Give the data again, word for word.

-- Records for the task follows --

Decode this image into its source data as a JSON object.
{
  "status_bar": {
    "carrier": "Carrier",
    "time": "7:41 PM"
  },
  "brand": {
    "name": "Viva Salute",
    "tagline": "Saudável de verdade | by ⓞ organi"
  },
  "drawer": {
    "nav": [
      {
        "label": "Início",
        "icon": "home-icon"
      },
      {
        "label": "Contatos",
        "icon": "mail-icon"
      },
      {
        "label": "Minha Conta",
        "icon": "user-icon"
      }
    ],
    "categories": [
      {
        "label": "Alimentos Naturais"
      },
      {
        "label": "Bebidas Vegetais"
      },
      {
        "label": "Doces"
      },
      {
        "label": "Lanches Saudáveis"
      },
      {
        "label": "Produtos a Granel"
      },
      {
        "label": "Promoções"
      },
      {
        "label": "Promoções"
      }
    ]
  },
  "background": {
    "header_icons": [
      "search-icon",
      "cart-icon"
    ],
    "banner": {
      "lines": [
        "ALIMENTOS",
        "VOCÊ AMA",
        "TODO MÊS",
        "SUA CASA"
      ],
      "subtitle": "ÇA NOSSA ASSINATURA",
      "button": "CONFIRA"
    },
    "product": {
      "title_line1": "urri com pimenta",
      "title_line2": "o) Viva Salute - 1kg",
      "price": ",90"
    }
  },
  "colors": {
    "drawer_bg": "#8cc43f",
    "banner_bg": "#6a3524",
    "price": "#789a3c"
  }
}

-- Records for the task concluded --

_Response to this task:_
Decode this image into its source data as a JSON object.
{
  "status_bar": {
    "carrier": "Carrier",
    "time": "7:41 PM"
  },
  "brand": {
    "name": "Viva Salute",
    "tagline": "Saudável de verdade | by ⓞ organi"
  },
  "drawer": {
    "nav": [
      {
        "label": "Início",
        "icon": "home-icon"
      },
      {
        "label": "Contatos",
        "icon": "mail-icon"
      },
      {
        "label": "Minha Conta",
        "icon": "user-icon"
      }
    ],
    "categories": [
      {
        "label": "Alimentos Naturais"
      },
      {
        "label": "Bebidas Vegetais"
      },
      {
        "label": "Doces"
      },
      {
        "label": "Lanches Saudáveis"
      },
      {
        "label": "Produtos a Granel"
      },
      {
        "label": "Promoções"
      },
      {
        "label": "Promoções"
      }
    ]
  },
  "background": {
    "header_icons": [
      "search-icon",
      "cart-icon"
    ],
    "banner": {
      "lines": [
        "ALIMENTOS",
        "VOCÊ AMA",
        "TODO MÊS",
        "SUA CASA"
      ],
      "subtitle": "ÇA NOSSA ASSINATURA",
      "button": "CONFIRA"
    },
    "product": {
      "title_line1": "urri com pimenta",
      "title_line2": "o) Viva Salute - 1kg",
      "price": ",90"
    }
  },
  "colors": {
    "drawer_bg": "#8cc43f",
    "banner_bg": "#6a3524",
    "price": "#789a3c"
  }
}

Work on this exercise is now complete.